Essential oils are known to have long shelf lives, but do they expire at some point? This question comes up a lot, especially with people who are new to essential oils.

They don’t expire, but they can be damaged.

Suffice it to say that essential oils do not exactly expire; however, they are sensitive to light, heat, and exposure to air. Upon exposure to air, essential oils may oxidize which some do faster than others. Oxidation increases the number of hazardous chemical constituents. This makes the essential oil more likely to cause skin reactions and toxicity upon oral ingestion. Ultraviolet light can also generate free radicals in them, and heat simply evaporates the valuable essential oil more quickly.

In general, essential oils that contain a high amount of monoterpenes last the shortest amount of time, their shelf-life being approximately 1–2 years. Next, essential oils high in phenols can last up to 3 years. Additionally, essential oils high in ketones and esters last longer, perhaps 4–5 years.
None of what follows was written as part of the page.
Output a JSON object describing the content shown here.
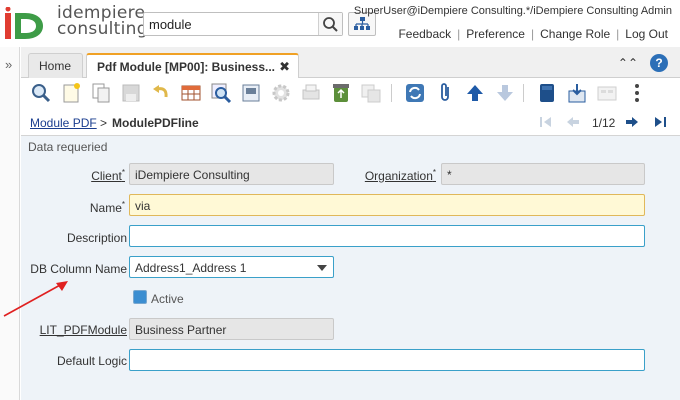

Finally, essential oils high in sesquiterpenes can stay on the shelf for the longest period of time, up to 6 years or longer.

How can you tell if your essential oil is oxidized?
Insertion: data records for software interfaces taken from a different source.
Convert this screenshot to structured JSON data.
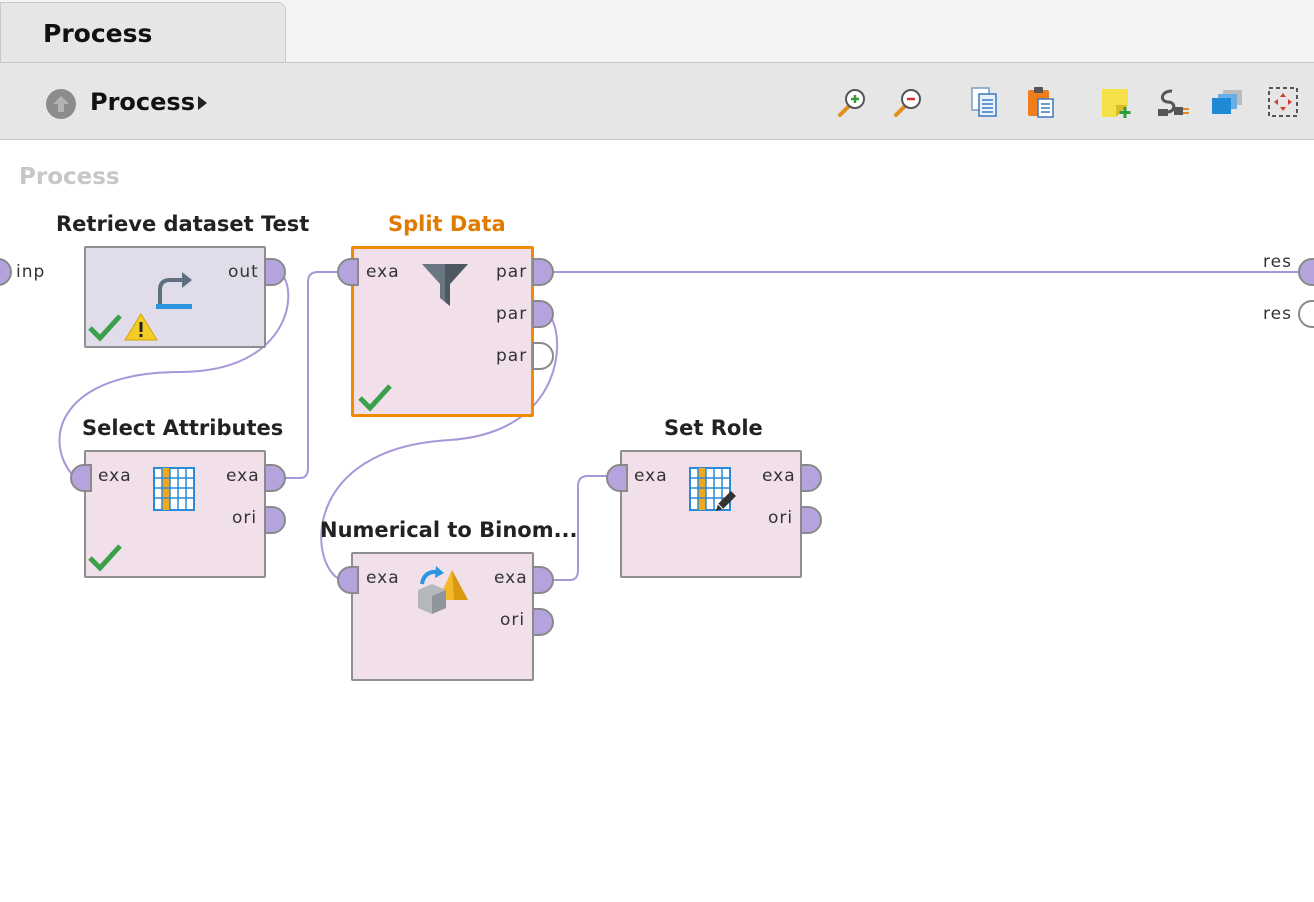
{
  "tab": {
    "label": "Process"
  },
  "breadcrumb": {
    "label": "Process"
  },
  "toolbar": {
    "icons": [
      "zoom-in-icon",
      "zoom-out-icon",
      "copy-icon",
      "paste-icon",
      "add-note-icon",
      "auto-wire-icon",
      "layers-icon",
      "fit-view-icon"
    ]
  },
  "canvas": {
    "title": "Process"
  },
  "process_ports": {
    "input": "inp",
    "output_1": "res",
    "output_2": "res"
  },
  "operators": {
    "retrieve": {
      "title": "Retrieve dataset Test",
      "out": "out",
      "status": [
        "check",
        "warning"
      ]
    },
    "split": {
      "title": "Split Data",
      "in": "exa",
      "out1": "par",
      "out2": "par",
      "out3": "par",
      "status": [
        "check"
      ]
    },
    "select": {
      "title": "Select Attributes",
      "in": "exa",
      "out1": "exa",
      "out2": "ori",
      "status": [
        "check"
      ]
    },
    "numerical": {
      "title": "Numerical to Binom...",
      "in": "exa",
      "out1": "exa",
      "out2": "ori"
    },
    "setrole": {
      "title": "Set Role",
      "in": "exa",
      "out1": "exa",
      "out2": "ori"
    }
  },
  "colors": {
    "selected_title": "#e07b00",
    "selected_border": "#f08a00",
    "retrieve_bg": "#e0dcea",
    "operator_bg": "#f1dfea",
    "wire": "#a996d9",
    "port": "#b5a3dd"
  }
}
If you are concerned your essential oil may be oxidized check its aroma as generally aromas go ‘off’ after oxidation.

Additionally, you may also notice skin irritation such as redness, burning, or tingling after applying the essential oil. You may choose to stop using this particular bottle of oil if any of those symptoms occur.

Storing essential oils

All essential oils last longer and don’t expire as quickly when they are stored properly. Care should be taken to ensure that your essential oils are properly stored without exposure to heat, light, and air. Store them in a cool, dry place without excessive light, and keep the lids screwed on tightly.

Below is a list of essential oils that oxidize faster than others.

Essential Oils that Can Oxidizeand Increase the Risk of Irritation
CeleryLemon balm
Citrus fruit oilsPepper
Dill oilsSage
FennelStar anise
Fir oilsTea tree

Because essential oils can go bad at some point in time, it is recommended to use them often and to check their aromas before use. If you are in doubt, it is probably a good idea to complete a patch test to ensure that the essential oils are comfortable on the skin. Most of all, be sure you are storing your essentials oils properly.